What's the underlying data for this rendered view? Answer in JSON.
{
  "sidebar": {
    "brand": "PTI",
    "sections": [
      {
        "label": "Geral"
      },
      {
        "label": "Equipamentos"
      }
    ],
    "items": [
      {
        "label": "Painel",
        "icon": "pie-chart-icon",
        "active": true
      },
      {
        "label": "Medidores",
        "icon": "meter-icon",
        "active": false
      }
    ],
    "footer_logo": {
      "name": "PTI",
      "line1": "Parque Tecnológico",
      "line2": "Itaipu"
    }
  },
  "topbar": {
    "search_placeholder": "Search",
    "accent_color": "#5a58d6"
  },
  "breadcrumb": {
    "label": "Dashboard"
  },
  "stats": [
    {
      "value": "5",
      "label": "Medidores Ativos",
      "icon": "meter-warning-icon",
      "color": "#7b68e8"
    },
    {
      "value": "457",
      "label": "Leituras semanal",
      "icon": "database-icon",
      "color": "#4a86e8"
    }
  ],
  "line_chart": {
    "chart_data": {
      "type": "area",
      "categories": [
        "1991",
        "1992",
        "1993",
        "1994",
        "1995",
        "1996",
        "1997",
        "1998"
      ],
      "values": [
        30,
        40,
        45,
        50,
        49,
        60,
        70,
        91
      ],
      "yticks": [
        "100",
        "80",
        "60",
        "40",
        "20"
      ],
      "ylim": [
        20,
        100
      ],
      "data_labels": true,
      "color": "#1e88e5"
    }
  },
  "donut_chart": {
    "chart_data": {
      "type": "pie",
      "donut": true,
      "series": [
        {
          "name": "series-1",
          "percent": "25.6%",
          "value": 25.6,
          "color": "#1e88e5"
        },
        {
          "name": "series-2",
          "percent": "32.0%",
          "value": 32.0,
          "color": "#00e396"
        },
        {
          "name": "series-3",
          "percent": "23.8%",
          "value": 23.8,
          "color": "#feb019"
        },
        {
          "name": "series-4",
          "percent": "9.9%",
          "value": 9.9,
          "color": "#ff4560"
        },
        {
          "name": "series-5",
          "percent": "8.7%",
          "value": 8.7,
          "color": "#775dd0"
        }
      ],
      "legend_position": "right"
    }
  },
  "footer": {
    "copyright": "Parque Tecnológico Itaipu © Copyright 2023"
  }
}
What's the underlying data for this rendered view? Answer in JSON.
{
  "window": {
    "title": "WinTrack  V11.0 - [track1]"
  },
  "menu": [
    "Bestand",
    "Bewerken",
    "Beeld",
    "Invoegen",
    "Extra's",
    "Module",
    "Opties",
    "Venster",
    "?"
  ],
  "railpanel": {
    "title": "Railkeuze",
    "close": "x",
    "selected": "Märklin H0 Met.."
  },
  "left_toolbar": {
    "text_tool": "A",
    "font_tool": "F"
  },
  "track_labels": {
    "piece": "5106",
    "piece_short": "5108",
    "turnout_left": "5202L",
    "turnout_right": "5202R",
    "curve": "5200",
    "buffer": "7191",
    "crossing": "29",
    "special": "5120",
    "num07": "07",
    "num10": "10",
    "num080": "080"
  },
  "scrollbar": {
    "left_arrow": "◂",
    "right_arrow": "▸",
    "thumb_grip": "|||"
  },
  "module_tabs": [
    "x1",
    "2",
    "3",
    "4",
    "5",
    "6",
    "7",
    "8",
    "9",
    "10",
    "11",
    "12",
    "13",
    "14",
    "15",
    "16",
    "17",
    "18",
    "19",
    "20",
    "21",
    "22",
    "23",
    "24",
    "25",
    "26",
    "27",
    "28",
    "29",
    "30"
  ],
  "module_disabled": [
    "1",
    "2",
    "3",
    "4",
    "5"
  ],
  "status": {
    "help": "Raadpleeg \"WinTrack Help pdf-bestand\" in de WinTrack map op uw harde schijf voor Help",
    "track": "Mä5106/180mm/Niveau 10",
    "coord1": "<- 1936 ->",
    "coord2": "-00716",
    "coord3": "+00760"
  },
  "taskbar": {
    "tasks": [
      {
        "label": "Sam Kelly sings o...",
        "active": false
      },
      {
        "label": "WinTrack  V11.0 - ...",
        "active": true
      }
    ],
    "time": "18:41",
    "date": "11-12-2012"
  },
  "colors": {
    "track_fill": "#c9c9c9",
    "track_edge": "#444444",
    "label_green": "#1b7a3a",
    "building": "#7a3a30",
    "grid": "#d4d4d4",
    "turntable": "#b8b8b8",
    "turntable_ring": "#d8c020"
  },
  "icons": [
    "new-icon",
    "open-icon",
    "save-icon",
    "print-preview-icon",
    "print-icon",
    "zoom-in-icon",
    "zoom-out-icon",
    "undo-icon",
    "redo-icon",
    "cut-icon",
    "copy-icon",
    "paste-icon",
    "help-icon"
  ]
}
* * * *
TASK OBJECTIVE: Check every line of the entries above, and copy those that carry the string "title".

SOLVED PROBLEM:
    "title": "WinTrack  V11.0 - [track1]"
    "title": "Railkeuze",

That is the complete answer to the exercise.